Mastering The Art Of The Negroni
Celebrate 100 years of Negroni at Negroni Week, happening at venues around Australia from June 24 to 30.
This year marks 100 years since Count Camillo Negroni asked the bartender at a bar in Florence, Italy, to give his favourite cocktail, the Americano, a creative twist by adding a splash of gin rather than soda water. The bartender obliged, swapping lemon rind for a slice of orange, and one of the most popular cocktails on the planet was born. Benvenuto, Negroni!
A century later, the Negroni lives on. And one of the men at the centre of the contemporary Negroni movement is Sydney-born, New York-based mixologist Naren Young. This Campari mixology expert oversees Dante, ranked ninth on the World’s 50 Best Bars list and rated as having one of NYC’s most inventive Negroni programs.
“Did you know that Count Negroni – from whom the drink would get its name – spent some time in his 30s as a cowboy in Wyoming, running cattle drives into Canada?” Young asks The Upsider. “True story.”
Fortunately, there’s no need to book a flight to NYC to learn a thing or two from the Negroni ninja. He’s given us the tips for how anyone can navigate their way around making the perfect Negroni at home.
“[The] good news for everyone is that the Negroni is one of the easiest drinks in the world to make and extremely difficult to screw up. Make sure you use a good London dry gin…Campari, and an Italian sweet vermouth. Make sure you keep your vermouth in the fridge to keep it fresh. You can stir these over ice in equal measures, as is most common, and then strain over fresh ice and you’ll have yourself a delicious drink.”
It really does seem just that simple. But how have Negronis become beloved by so many across the globe?
“They’re easy to make,” says Young. “They have a beautiful, striking color, they’re complex in taste, they have a great story behind [them].”
Bitter and dry, the drink takes its depth from the vermouth, is centred by the bittersweet Campari, and is brought to life through the vitality of the gin. Young, who has 12 modifications of the Negroni on the menu at Dante – including the Unlikely Negroni (coconut and banana liqueurs, pineapple shrub, and Thai chilli tincture) – he just loves making, serving and drinking these time-honoured fusions.

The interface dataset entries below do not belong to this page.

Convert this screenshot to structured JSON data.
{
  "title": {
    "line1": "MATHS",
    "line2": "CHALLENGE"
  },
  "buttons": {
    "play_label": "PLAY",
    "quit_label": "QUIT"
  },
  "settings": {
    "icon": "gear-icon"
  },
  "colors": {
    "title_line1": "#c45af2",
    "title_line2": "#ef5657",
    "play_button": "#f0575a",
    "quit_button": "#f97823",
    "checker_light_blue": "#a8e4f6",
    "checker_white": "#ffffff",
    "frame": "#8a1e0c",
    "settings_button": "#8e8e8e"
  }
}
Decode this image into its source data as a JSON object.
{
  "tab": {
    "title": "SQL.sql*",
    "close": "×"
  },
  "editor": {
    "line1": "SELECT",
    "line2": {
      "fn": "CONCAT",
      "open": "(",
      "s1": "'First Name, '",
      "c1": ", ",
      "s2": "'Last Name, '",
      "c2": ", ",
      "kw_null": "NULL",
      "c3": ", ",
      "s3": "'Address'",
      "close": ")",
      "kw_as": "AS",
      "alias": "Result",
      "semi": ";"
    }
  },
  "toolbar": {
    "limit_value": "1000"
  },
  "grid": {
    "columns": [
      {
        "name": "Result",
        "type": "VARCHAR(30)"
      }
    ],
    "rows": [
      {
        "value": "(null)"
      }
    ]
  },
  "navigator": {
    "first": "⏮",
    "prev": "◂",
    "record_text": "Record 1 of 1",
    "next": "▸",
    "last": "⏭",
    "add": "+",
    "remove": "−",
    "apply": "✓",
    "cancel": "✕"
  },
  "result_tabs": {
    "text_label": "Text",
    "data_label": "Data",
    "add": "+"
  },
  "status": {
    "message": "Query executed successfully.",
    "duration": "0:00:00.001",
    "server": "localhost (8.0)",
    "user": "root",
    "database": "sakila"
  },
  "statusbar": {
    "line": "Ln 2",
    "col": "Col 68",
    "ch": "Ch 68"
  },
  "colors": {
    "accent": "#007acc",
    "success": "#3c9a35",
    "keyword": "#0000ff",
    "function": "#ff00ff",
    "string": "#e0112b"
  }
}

Young says he’s heartened when new converts begin to appreciate the “delicious complexities” of the drink.
“It’s not an easy drink to like at first, but once you do, you’ll be hooked.”
However you like it, Campari is the essential element of any Negroni. The famous Italian liqueur – made from an infusion of herbs, fruit, alcohol, and water – forms the base of a number of classic cocktails.
“The obvious ones belong to what we refer to as the ‘Negroni Family Tree’, drinks like the Old Pal, Boulevardier, Americano, Sbagliato, Cardinale, [and] Rosita.”
How To Make A Classic Negroni At Home:
30mL London Dry Gin
30mL Cinzano Rosso Vermouth
Build in an Old Fashioned glass filled with ice. Stir briefly and garnish with an orange twist.
The last word on the Negroni goes to Anthony Bourdain, the late rock-star chef and celebrated food critic who was also known for his penchant for a tipple.
“I think the Negroni is the perfect cocktail because it is three liquors that I don’t particularly like. I don’t like Campari, and I don’t like sweet vermouth, and I don’t particularly love gin. But you put them together with that little bit of orange rind in a perfect setting… It’s just: It sets you up for dinner, in a way it makes you hungry, sands the edges off the afternoon. In an after dinner, it’s settling. It is both aperitif and digestive. It’s a rare drink that can do that.” Saluti!
For more information about events happening near you during Negroni Week 2019 or for more creative Negroni twist recipes, visit the Campari website.
Published 07 June, 2019